*Activity*: Line count for "furry": say how many lines of the data contain it, with no other text.

*Information given*:
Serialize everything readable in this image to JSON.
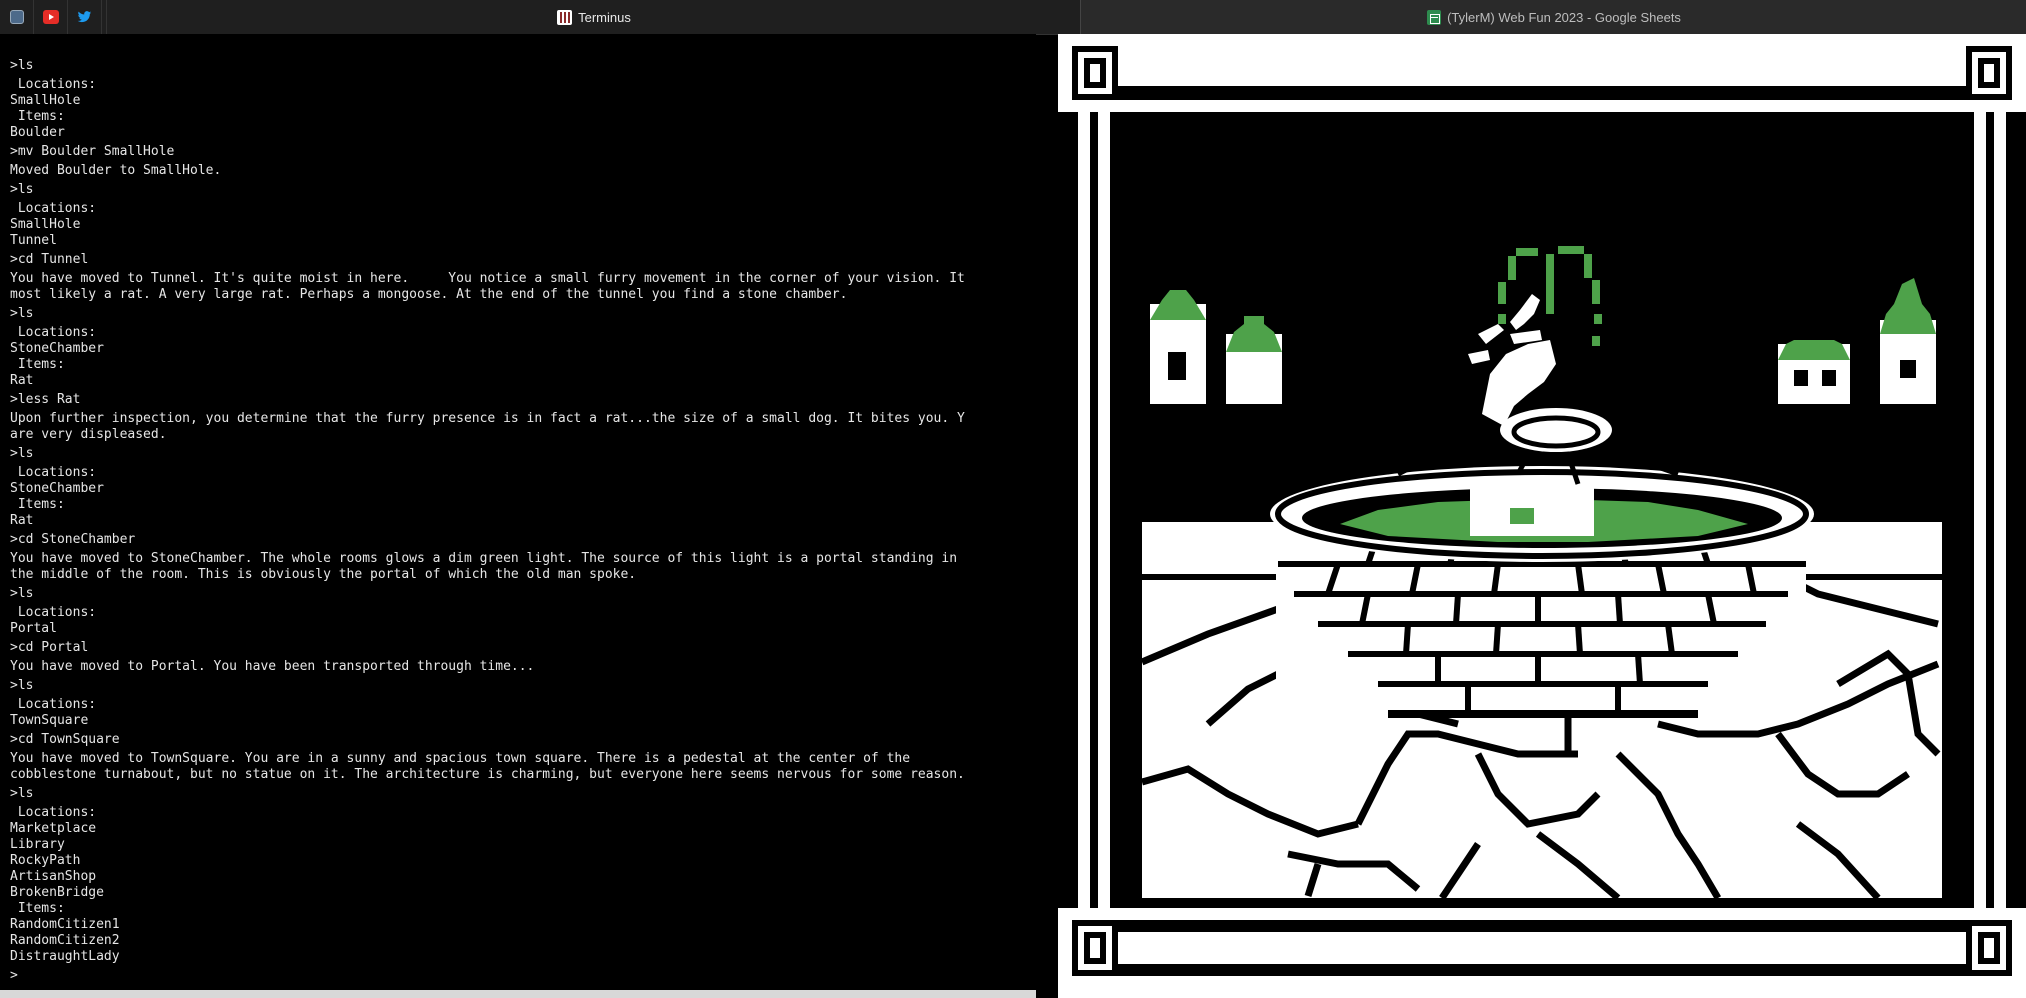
{
  "tabs": {
    "pinned": [
      {
        "name": "app-icon"
      },
      {
        "name": "youtube-icon"
      },
      {
        "name": "twitter-icon"
      }
    ],
    "active_title": "Terminus",
    "other_title": "(TylerM) Web Fun 2023 - Google Sheets"
  },
  "terminal": {
    "lines": [
      {
        "kind": "cmd",
        "text": ">ls"
      },
      {
        "kind": "out",
        "text": " Locations:\nSmallHole\n Items:\nBoulder"
      },
      {
        "kind": "cmd",
        "text": ">mv Boulder SmallHole"
      },
      {
        "kind": "out",
        "text": "Moved Boulder to SmallHole."
      },
      {
        "kind": "cmd",
        "text": ">ls"
      },
      {
        "kind": "out",
        "text": " Locations:\nSmallHole\nTunnel"
      },
      {
        "kind": "cmd",
        "text": ">cd Tunnel"
      },
      {
        "kind": "out",
        "text": "You have moved to Tunnel. It's quite moist in here.     You notice a small furry movement in the corner of your vision. It\nmost likely a rat. A very large rat. Perhaps a mongoose. At the end of the tunnel you find a stone chamber."
      },
      {
        "kind": "cmd",
        "text": ">ls"
      },
      {
        "kind": "out",
        "text": " Locations:\nStoneChamber\n Items:\nRat"
      },
      {
        "kind": "cmd",
        "text": ">less Rat"
      },
      {
        "kind": "out",
        "text": "Upon further inspection, you determine that the furry presence is in fact a rat...the size of a small dog. It bites you. Y\nare very displeased."
      },
      {
        "kind": "cmd",
        "text": ">ls"
      },
      {
        "kind": "out",
        "text": " Locations:\nStoneChamber\n Items:\nRat"
      },
      {
        "kind": "cmd",
        "text": ">cd StoneChamber"
      },
      {
        "kind": "out",
        "text": "You have moved to StoneChamber. The whole rooms glows a dim green light. The source of this light is a portal standing in\nthe middle of the room. This is obviously the portal of which the old man spoke."
      },
      {
        "kind": "cmd",
        "text": ">ls"
      },
      {
        "kind": "out",
        "text": " Locations:\nPortal"
      },
      {
        "kind": "cmd",
        "text": ">cd Portal"
      },
      {
        "kind": "out",
        "text": "You have moved to Portal. You have been transported through time..."
      },
      {
        "kind": "cmd",
        "text": ">ls"
      },
      {
        "kind": "out",
        "text": " Locations:\nTownSquare"
      },
      {
        "kind": "cmd",
        "text": ">cd TownSquare"
      },
      {
        "kind": "out",
        "text": "You have moved to TownSquare. You are in a sunny and spacious town square. There is a pedestal at the center of the\ncobblestone turnabout, but no statue on it. The architecture is charming, but everyone here seems nervous for some reason."
      },
      {
        "kind": "cmd",
        "text": ">ls"
      },
      {
        "kind": "out",
        "text": " Locations:\nMarketplace\nLibrary\nRockyPath\nArtisanShop\nBrokenBridge\n Items:\nRandomCitizen1\nRandomCitizen2\nDistraughtLady"
      },
      {
        "kind": "prompt",
        "text": ">"
      }
    ]
  },
  "colors": {
    "green": "#4ea24a",
    "white": "#ffffff",
    "background": "#000000"
  }
}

*Output*: 2